TASK GOAL: Whenever a line in the entries below contains "gradient", copy that line.

Data records:
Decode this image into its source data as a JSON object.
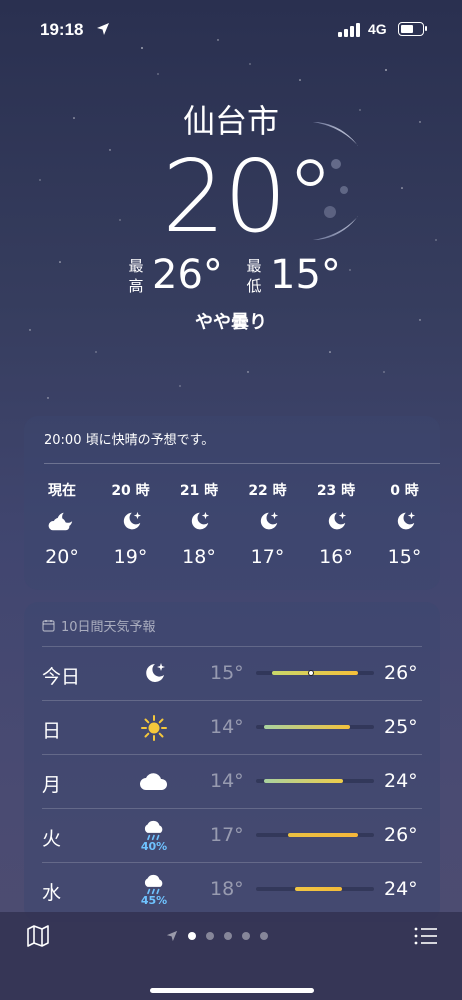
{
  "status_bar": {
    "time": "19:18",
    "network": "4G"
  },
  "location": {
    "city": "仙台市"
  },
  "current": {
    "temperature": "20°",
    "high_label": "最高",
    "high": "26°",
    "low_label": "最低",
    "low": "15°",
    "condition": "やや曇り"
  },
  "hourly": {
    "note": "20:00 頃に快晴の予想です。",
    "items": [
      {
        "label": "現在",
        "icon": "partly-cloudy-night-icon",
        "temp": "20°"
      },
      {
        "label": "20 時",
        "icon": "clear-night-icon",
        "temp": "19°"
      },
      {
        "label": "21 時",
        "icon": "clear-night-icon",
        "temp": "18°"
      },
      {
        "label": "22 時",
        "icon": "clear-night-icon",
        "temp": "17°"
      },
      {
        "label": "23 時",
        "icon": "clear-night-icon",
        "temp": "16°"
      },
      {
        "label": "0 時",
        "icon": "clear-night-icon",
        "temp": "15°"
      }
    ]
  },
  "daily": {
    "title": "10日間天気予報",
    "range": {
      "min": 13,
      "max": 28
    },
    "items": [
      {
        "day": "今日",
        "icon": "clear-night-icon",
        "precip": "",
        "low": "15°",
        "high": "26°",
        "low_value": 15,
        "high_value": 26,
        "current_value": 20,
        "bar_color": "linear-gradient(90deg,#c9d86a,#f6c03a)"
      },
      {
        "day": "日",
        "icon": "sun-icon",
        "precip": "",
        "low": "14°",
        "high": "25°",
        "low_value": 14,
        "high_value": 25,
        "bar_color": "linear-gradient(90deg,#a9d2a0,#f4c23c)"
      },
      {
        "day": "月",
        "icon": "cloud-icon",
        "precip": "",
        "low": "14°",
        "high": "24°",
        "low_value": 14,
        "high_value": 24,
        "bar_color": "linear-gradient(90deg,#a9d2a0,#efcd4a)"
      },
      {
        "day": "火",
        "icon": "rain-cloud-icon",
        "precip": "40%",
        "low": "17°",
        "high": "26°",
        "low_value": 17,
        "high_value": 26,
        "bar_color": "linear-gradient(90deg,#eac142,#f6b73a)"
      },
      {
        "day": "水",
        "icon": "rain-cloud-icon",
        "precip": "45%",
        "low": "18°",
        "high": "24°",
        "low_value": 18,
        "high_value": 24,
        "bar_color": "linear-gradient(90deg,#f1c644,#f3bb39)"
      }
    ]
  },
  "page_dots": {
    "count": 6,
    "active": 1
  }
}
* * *
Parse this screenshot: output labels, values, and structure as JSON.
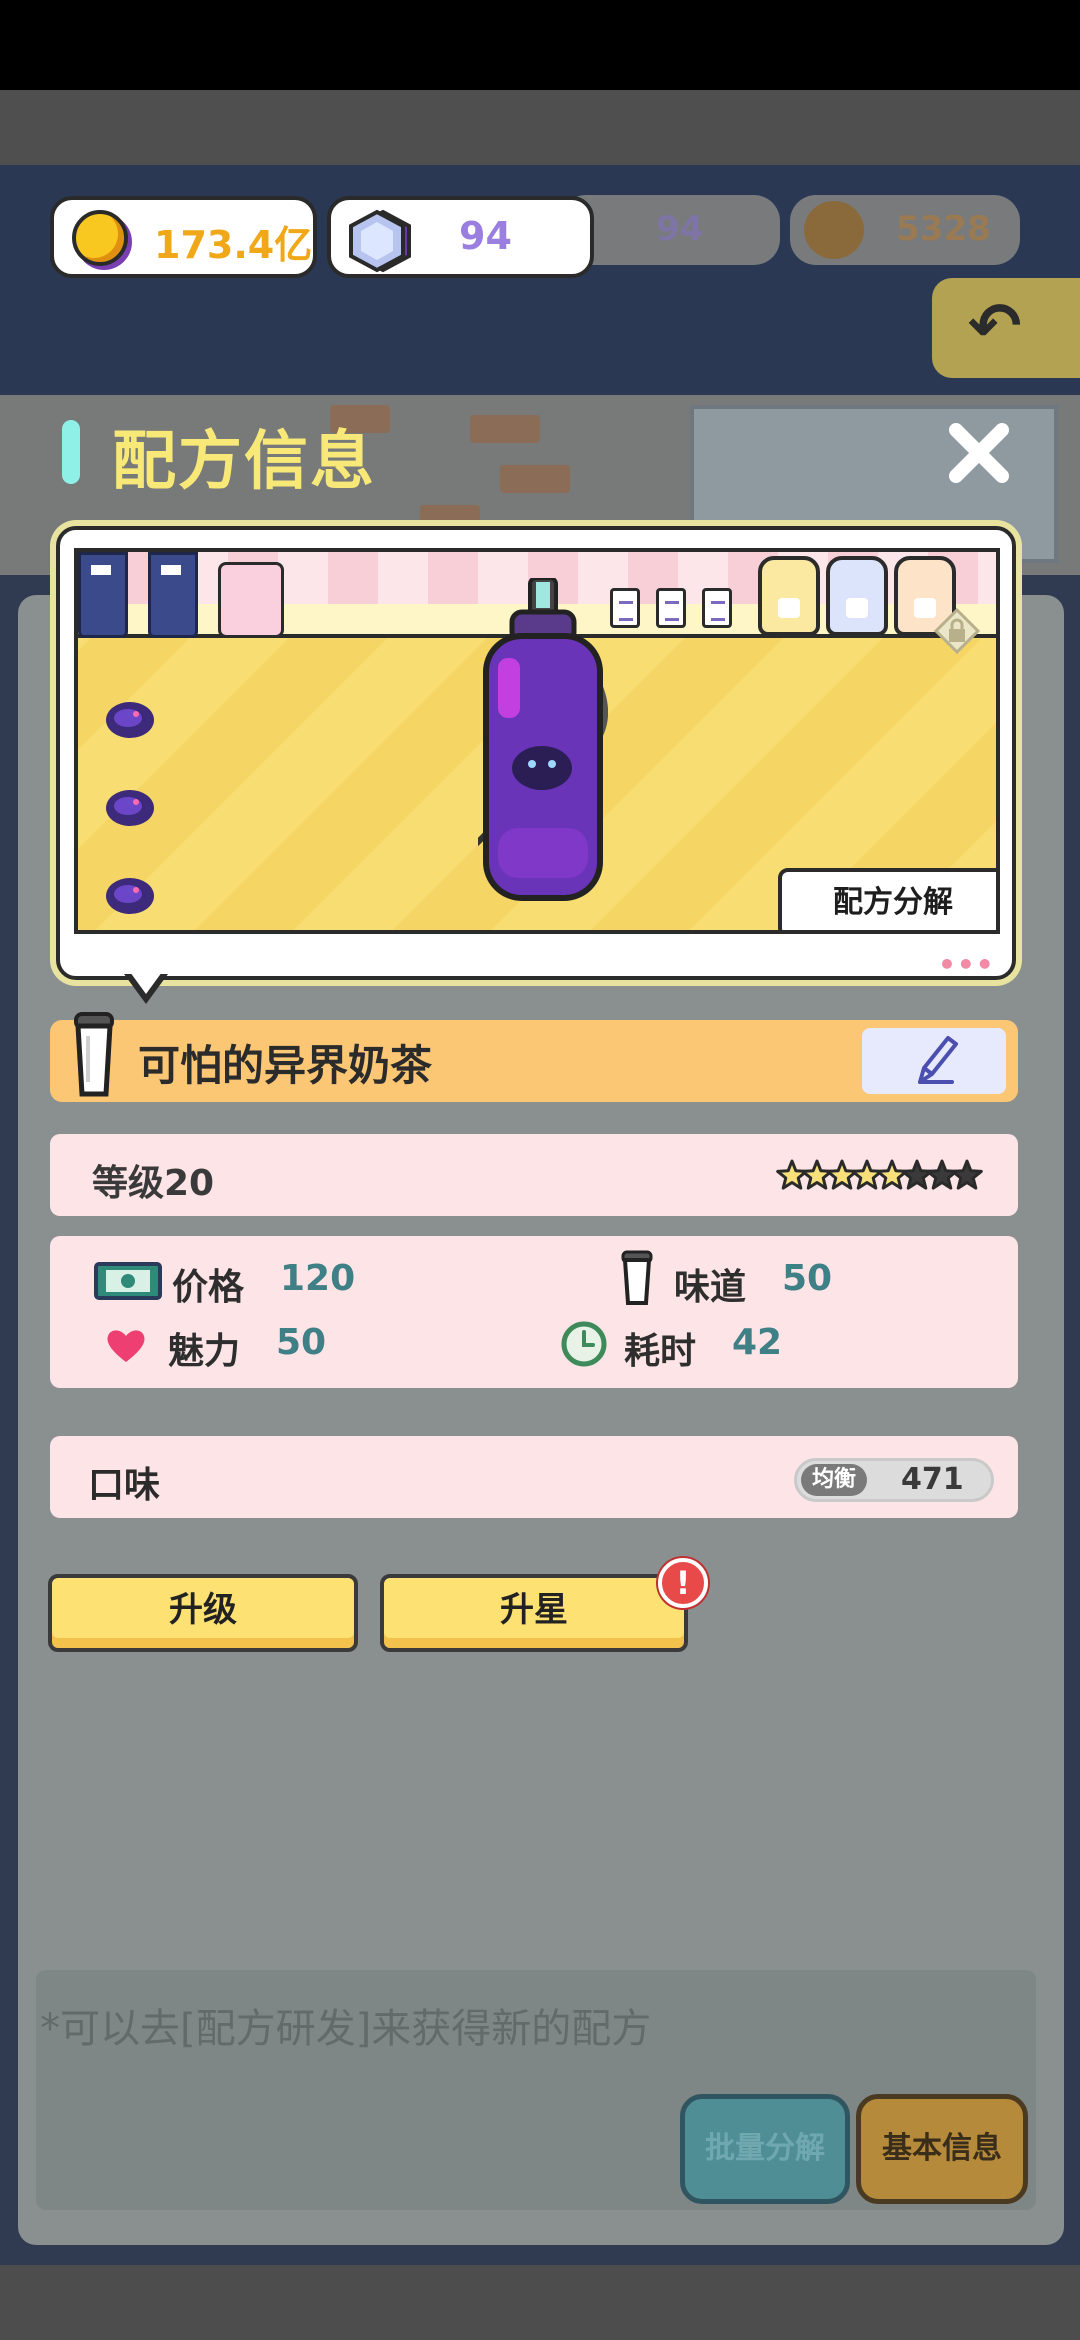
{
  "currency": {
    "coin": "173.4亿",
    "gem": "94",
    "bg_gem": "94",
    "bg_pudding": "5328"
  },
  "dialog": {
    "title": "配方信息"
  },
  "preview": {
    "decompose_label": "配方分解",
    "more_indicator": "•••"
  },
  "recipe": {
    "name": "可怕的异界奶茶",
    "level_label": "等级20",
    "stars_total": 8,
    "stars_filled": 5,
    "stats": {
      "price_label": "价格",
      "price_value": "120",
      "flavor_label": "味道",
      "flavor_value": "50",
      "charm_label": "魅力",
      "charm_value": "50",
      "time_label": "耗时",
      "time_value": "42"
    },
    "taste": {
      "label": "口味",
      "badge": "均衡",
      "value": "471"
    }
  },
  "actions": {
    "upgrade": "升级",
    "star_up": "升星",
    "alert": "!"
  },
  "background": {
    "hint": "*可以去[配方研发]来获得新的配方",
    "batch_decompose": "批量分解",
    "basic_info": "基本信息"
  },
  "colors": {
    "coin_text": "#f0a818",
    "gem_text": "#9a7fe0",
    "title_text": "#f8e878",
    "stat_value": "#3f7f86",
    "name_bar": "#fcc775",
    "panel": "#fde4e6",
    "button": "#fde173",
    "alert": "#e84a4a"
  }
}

WRITTEN RESPONSE:
        "bar_color": "linear-gradient(90deg,#c9d86a,#f6c03a)"
        "bar_color": "linear-gradient(90deg,#a9d2a0,#f4c23c)"
        "bar_color": "linear-gradient(90deg,#a9d2a0,#efcd4a)"
        "bar_color": "linear-gradient(90deg,#eac142,#f6b73a)"
        "bar_color": "linear-gradient(90deg,#f1c644,#f3bb39)"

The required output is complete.